Please state how many lines in the records that follow include "村上さとこ", with no other output.
[INPUT FOR THIS TASK]
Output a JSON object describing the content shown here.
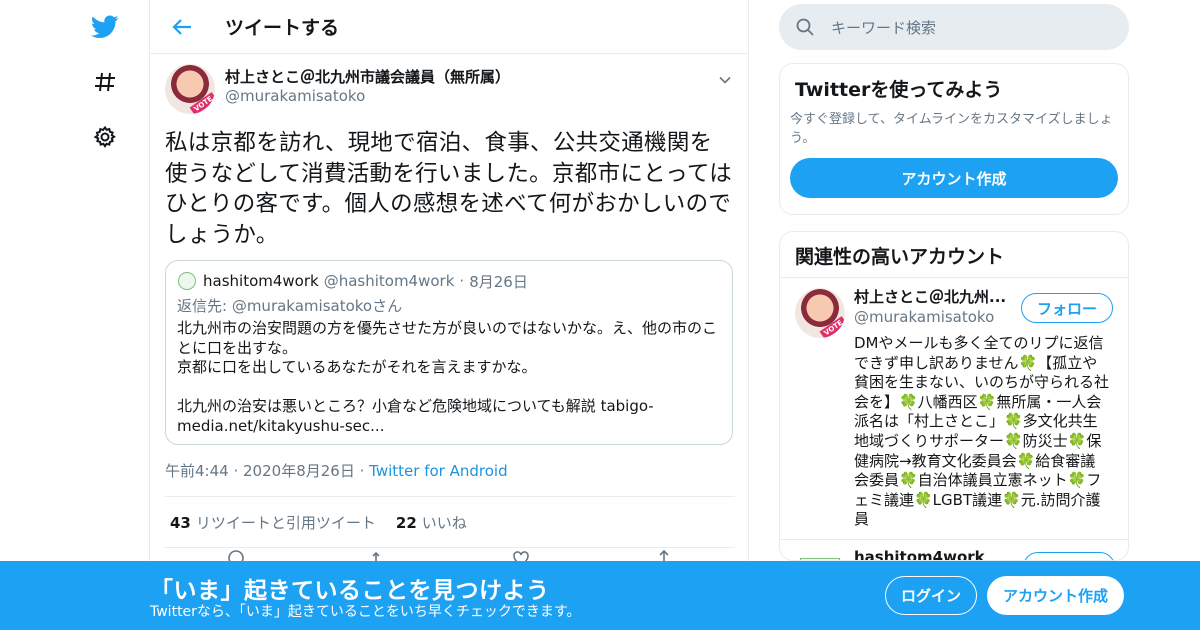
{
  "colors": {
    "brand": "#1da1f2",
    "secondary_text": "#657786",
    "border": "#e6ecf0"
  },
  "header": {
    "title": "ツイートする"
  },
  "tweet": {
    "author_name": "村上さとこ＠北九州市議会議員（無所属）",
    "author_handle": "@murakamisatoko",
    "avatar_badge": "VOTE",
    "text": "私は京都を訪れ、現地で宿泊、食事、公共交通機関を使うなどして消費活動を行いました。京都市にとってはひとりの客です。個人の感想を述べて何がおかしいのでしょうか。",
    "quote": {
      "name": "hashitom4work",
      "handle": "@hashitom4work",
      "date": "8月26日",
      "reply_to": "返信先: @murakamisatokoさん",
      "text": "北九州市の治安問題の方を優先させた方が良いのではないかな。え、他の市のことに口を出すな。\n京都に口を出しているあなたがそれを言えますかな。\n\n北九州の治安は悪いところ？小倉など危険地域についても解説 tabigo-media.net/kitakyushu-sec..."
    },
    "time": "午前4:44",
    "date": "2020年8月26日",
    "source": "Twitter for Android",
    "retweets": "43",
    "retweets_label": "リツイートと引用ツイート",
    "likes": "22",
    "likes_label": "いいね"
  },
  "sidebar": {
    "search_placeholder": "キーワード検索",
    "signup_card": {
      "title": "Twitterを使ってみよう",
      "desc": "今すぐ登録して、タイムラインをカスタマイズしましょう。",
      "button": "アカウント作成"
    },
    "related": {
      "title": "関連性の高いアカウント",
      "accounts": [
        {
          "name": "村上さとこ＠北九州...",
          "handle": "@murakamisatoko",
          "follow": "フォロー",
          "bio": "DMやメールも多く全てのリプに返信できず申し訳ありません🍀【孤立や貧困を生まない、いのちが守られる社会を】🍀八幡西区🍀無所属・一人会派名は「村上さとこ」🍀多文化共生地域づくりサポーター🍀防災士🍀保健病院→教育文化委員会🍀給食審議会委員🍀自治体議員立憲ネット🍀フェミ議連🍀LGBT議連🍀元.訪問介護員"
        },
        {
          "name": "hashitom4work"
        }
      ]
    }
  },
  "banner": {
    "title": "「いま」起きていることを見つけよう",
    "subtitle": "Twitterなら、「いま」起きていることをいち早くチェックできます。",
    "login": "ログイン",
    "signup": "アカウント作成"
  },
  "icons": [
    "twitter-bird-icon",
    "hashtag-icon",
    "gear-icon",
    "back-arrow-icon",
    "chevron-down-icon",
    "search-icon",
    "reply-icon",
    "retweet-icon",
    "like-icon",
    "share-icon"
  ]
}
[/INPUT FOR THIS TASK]
TASK OUTPUT. 3